[Opening SOURCE INFORMATION section]

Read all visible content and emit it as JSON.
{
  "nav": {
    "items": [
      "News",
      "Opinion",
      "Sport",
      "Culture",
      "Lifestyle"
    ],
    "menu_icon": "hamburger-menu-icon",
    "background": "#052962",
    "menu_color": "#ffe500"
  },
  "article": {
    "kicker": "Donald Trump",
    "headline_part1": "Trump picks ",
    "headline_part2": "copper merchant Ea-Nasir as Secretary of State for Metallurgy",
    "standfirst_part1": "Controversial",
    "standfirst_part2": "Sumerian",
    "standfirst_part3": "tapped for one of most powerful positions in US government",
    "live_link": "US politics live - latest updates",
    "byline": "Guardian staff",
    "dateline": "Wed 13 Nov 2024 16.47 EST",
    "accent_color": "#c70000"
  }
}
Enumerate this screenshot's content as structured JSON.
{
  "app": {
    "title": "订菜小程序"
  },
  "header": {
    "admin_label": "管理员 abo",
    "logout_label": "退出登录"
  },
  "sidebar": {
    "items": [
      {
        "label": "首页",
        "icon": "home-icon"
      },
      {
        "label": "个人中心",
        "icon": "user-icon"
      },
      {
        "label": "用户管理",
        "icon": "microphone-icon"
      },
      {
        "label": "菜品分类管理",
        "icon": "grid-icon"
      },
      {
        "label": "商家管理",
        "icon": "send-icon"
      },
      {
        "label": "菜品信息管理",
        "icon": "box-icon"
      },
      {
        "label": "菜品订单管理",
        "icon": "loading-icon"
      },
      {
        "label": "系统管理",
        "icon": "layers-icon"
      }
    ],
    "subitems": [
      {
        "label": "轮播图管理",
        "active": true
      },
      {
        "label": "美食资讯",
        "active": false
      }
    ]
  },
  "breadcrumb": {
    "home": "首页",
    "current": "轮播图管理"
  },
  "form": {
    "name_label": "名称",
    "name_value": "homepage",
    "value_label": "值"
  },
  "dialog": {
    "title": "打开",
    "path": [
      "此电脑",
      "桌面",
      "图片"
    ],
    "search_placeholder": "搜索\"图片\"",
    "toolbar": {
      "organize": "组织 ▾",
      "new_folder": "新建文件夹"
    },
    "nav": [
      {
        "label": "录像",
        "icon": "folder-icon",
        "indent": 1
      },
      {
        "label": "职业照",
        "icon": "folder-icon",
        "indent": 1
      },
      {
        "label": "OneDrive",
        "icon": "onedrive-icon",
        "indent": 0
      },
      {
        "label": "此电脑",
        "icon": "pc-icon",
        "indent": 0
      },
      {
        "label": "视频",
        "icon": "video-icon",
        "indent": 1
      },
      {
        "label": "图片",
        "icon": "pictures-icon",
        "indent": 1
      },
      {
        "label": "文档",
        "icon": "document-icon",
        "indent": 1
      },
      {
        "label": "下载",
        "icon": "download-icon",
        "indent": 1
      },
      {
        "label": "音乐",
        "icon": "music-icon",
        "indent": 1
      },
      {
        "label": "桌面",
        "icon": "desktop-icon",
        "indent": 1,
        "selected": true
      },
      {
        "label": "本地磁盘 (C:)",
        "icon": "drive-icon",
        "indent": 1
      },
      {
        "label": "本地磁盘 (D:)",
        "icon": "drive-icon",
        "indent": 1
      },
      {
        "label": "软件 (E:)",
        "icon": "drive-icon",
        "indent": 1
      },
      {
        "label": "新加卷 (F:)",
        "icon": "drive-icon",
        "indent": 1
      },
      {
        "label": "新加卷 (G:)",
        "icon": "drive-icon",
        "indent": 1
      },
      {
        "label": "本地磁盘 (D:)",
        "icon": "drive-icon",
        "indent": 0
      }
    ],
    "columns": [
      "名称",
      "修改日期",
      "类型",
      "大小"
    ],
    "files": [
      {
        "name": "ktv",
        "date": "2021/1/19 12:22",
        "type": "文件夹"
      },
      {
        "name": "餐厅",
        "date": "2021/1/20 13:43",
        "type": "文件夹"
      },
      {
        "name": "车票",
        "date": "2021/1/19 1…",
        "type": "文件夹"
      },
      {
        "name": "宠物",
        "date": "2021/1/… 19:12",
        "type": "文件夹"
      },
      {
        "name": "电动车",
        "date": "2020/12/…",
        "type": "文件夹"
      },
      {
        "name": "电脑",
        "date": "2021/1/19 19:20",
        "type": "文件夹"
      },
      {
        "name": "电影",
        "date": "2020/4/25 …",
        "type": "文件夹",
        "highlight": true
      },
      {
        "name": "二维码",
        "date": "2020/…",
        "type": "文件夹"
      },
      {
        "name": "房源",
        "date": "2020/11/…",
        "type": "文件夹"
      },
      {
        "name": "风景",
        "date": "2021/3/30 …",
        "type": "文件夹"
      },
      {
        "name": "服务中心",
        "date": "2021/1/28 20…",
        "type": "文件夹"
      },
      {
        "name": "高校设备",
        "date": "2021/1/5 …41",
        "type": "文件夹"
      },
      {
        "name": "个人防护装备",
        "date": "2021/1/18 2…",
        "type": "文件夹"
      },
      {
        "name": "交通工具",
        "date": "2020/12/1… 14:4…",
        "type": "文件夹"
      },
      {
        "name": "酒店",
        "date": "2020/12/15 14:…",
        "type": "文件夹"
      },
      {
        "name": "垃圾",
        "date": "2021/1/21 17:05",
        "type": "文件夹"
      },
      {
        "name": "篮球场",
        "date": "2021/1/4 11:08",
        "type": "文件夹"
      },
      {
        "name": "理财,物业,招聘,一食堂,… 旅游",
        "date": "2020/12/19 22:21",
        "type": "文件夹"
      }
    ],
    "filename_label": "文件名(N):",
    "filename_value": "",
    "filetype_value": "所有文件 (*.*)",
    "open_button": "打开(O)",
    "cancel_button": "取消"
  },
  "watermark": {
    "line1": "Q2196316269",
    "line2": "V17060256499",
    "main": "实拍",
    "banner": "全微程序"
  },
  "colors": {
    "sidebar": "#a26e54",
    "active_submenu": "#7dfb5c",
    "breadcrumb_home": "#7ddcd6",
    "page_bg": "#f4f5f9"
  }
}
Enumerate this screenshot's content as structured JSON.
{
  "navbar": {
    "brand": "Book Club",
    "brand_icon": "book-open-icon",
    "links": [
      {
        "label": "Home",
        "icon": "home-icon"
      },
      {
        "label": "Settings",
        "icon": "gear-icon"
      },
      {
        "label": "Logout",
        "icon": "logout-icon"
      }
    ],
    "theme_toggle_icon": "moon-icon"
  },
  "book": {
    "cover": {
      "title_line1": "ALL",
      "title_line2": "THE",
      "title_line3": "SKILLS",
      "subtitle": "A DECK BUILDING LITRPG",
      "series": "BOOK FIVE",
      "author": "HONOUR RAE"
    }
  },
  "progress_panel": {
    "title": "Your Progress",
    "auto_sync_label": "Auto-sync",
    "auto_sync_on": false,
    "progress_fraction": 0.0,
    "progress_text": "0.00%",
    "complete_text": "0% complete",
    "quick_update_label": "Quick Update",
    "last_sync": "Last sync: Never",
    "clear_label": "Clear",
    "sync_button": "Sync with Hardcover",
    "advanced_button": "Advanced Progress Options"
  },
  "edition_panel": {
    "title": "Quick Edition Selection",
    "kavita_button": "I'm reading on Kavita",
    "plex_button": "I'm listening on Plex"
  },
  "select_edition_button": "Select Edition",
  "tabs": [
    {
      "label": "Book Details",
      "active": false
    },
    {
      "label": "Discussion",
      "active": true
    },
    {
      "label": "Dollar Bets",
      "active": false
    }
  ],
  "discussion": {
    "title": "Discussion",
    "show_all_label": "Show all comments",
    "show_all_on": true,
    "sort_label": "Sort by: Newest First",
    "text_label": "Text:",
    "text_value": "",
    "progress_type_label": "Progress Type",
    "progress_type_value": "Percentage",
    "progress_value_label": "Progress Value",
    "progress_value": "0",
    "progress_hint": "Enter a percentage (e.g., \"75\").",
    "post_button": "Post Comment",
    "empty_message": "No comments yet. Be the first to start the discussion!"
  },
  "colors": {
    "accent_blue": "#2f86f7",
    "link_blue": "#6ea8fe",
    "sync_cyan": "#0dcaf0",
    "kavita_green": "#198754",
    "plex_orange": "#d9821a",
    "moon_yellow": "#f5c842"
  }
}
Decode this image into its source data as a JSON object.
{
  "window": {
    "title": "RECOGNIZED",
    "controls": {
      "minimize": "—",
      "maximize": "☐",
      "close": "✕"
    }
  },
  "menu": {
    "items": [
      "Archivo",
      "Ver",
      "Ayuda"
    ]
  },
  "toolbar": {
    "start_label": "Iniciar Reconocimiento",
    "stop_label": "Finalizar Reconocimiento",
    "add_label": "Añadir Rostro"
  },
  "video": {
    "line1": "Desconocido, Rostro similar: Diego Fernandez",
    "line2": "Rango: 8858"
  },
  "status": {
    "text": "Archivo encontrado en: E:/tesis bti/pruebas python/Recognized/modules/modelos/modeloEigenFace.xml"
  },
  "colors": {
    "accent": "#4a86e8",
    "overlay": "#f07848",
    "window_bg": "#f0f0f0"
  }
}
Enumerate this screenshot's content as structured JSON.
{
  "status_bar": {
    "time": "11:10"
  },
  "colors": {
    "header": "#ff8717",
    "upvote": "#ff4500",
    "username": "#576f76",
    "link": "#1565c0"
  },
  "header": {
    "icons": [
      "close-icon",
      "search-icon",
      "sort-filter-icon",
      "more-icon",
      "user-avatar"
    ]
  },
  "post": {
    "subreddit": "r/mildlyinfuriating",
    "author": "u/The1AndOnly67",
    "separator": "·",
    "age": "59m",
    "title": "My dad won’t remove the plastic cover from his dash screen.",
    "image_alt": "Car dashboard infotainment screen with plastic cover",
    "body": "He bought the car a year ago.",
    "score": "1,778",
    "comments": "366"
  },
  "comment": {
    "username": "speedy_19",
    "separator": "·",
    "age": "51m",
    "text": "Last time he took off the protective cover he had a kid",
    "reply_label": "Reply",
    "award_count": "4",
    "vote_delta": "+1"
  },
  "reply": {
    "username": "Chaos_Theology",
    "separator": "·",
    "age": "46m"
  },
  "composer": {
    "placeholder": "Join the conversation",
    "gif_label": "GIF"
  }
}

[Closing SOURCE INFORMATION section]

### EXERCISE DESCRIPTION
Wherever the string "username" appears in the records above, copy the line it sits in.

### SOLUTION TO THIS TASK
    "username": "#576f76",
    "username": "speedy_19",
    "username": "Chaos_Theology",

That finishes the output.